Only the upper class and the royals were able to use a binyeo made of gold and silver and decorated with jewels all of which had a high intrinsic value.
The hairpin was made of various materials and had elaborate motives, which carried symbolic meanings. In many cases it was worn to symbolize one’s authority or to indicate one’s social rank.
They could be also divided according their shapes; a jam and a chae. The jam is a normal stick-shaped binyeo and chae is a tong-shaped binyeo with decorations. Binyeo was allowed only for married women.
It could also be classified by the design of its head. People in the Joseon Dynasty liked to decorate hairpins with motives found in nature. The heads of hairpins were fashioned in shapes of, among others, phoenix, dragon, mandarian duck, plum blossom, bird, bamboo, lotus bud, magnolia, pheony, pomegranate or chrysanthemum.
The jam were referred to as yongjam, bongjam, jukjam, mokryeokjam, maejukjam , or jukjeoljam depending on the decoration on the top of binyeo . The materials, shapes, sizes, and patterns of binyeo vary greatly.
The yongjam is a hairpin with a dragon shaped engraving on one end, and was exclusively for the queen’s use.
A phoenix shaped pin called bongjam was used extensively because it symbolizes good fortune, especially as a decoration for the female of the royal household such as princesses and concubines.
Binyeos are usually used by women, but they are also used by men to fix their sangtu (topknot) in place.

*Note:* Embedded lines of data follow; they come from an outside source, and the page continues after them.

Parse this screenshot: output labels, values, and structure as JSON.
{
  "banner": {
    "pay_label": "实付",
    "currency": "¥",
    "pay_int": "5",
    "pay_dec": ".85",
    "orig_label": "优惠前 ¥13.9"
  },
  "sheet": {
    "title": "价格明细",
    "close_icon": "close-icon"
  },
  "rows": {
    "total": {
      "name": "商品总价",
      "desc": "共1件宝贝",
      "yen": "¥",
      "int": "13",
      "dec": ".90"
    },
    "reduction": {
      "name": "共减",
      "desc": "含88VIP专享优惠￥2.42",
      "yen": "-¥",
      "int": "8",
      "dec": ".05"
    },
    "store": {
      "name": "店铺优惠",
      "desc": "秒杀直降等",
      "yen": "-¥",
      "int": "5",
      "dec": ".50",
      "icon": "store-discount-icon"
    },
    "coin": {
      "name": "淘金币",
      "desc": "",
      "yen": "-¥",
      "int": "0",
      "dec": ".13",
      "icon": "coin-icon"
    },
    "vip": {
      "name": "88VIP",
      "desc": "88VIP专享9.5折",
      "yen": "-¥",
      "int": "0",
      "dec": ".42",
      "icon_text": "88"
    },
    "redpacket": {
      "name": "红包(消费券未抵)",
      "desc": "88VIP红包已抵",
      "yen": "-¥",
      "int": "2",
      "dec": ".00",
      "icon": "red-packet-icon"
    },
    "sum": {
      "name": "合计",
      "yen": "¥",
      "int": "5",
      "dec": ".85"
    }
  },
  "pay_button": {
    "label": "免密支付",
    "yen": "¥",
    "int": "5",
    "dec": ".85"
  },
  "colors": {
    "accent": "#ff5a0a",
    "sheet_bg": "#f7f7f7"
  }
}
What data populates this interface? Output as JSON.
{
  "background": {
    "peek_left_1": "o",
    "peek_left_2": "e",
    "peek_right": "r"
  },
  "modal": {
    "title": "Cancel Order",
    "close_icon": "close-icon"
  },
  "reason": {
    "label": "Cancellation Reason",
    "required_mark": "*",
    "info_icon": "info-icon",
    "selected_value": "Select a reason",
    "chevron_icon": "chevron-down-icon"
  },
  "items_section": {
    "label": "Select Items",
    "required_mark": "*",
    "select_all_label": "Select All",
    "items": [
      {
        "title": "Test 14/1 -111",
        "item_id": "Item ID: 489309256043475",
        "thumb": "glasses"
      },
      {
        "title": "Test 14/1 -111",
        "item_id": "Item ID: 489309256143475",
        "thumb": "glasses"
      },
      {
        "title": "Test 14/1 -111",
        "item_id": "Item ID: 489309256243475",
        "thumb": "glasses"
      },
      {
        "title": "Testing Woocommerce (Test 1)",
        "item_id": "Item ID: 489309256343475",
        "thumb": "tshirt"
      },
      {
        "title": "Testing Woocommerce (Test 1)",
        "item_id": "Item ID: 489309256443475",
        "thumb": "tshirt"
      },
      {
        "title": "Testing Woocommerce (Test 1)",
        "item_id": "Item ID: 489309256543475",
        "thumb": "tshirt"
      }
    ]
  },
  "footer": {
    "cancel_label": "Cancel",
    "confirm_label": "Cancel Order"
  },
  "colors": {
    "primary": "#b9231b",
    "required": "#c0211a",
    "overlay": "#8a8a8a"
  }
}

If you’re interested in this type of binyeo you can visit my previous post about sangtugwan here: